The district court found that this claim ran afoul of the three year statute of limitations imposed by the Consumer Fraud Act, Ill.Rev.Stat. ch. 121 1/2, § 270a(e). The court recognized that, "That clock starts ticking when a plaintiff first experiences . . . all the elements of injury stemming from the deceptive acts." 553 F. Supp. at 129. The court found that any injury occurred when the contract, containing the 10% limit on withdrawals, became effective in 1978, more than three years before the complaint was filed. The court also found, alternatively, that even if no injury occurred until the amendment cut off all withdrawals for the next ten years, the amendment could not be the proximate cause of plaintiffs' injury as they could have exercised their right to transfer to a new agent.

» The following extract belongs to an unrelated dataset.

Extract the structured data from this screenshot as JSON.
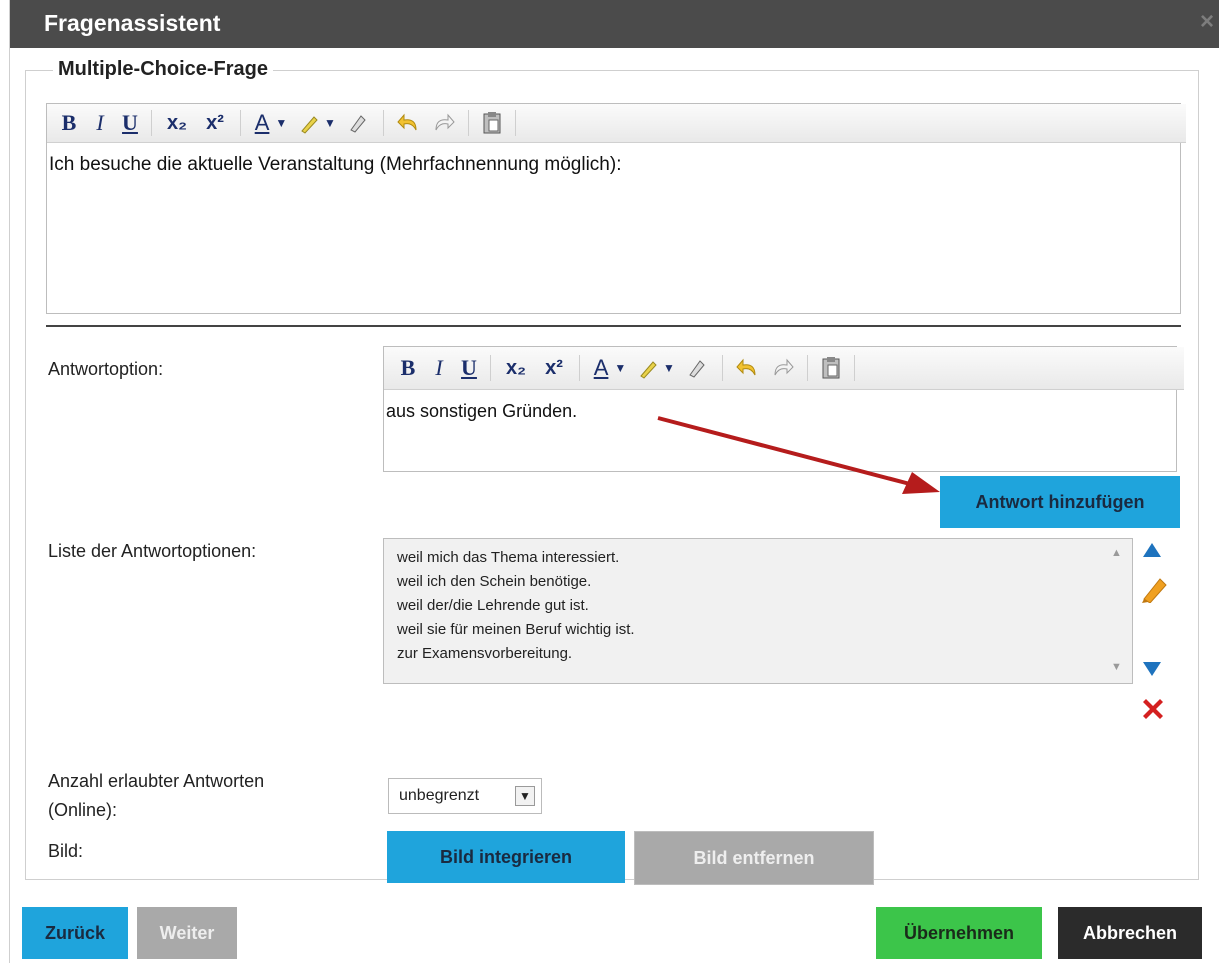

This last basis for dismissal can be dealt with quickly. Plaintiffs alleged that they attempted to withdraw their funds but were unable to do so because the discontinuance notice period was longer than the amendment notice period. Assuming, then, that the statute of limitations had not yet run, it is clear that the amendment was the cause of plaintiffs' injury. The only question that remains is whether, as a matter of law, plaintiffs should have realized that Connecticut General's statements were false when the contract took effect.
At this stage of the litigation we do not know what the practical effect of the 10% withdrawal limit was. We do not know whether Connecticut General consistently exercised its right to defer withdrawals when the limit was met. We do know that plaintiffs alleged that their account was frozen by the amendment, not by the 10% withdrawal limit. There is a qualitative difference between the 10% limit, which only required that CBOE compete with other contractholders to withdraw its money, and the amendment, which usurped the withdrawal limit for the next decade. It is not unreasonable to suggest that there would be nothing inconsistent between Connecticut General's representations concerning free transferability and the 10% limit, at least as viewed by a contractholder such as CBOE that constituted less than 1% of the pool. In this situation we believe that it was error to rule that, as a matter of law, plaintiffs' injury was caused by the 10% limit rather than by the amendment. Should the evidence at trial reveal that the 10% limit was a real obstacle to withdrawal, and that plaintiffs should have been aware of this, it will be time enough to dismiss this count of the complaint.
For the reasons stated herein, we REVERSE the dismissal of plaintiffs' complaint and remand the case for further proceedings consistent with this opinion. Circuit Rule 18 shall be applicable.